**Problem to solve:** All lines from the one that mentions "What's the underlying" through the last of the entries below must be copied exactly, with both ends kept.
--- Dataset Enclosed Below ---
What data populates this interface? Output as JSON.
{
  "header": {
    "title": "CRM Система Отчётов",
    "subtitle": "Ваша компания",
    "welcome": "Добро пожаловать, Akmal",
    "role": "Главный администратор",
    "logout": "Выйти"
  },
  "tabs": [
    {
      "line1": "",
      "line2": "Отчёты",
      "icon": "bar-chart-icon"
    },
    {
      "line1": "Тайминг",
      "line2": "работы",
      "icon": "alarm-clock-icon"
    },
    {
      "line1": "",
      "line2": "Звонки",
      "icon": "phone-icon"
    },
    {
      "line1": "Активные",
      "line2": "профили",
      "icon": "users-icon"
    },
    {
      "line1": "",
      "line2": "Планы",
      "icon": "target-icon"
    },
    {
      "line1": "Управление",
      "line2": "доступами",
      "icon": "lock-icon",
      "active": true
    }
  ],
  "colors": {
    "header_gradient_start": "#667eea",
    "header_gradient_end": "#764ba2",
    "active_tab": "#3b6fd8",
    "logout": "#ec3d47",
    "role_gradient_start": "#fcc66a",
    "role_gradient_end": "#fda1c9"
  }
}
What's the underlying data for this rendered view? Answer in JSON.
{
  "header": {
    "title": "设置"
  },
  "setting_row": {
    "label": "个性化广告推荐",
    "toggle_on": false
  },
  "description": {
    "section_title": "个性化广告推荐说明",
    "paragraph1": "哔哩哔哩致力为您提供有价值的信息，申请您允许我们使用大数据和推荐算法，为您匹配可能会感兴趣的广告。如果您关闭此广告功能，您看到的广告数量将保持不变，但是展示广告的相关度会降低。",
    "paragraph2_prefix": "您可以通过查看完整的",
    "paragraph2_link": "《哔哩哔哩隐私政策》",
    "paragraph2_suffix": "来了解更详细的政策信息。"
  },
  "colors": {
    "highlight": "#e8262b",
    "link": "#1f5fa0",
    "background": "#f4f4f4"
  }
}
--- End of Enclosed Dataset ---
**Written answer:**
What's the underlying data for this rendered view? Answer in JSON.
{
  "header": {
    "title": "设置"
  },
  "setting_row": {
    "label": "个性化广告推荐",
    "toggle_on": false
  },
  "description": {
    "section_title": "个性化广告推荐说明",
    "paragraph1": "哔哩哔哩致力为您提供有价值的信息，申请您允许我们使用大数据和推荐算法，为您匹配可能会感兴趣的广告。如果您关闭此广告功能，您看到的广告数量将保持不变，但是展示广告的相关度会降低。",
    "paragraph2_prefix": "您可以通过查看完整的",
    "paragraph2_link": "《哔哩哔哩隐私政策》",
    "paragraph2_suffix": "来了解更详细的政策信息。"
  },
  "colors": {
    "highlight": "#e8262b",
    "link": "#1f5fa0",
    "background": "#f4f4f4"
  }
}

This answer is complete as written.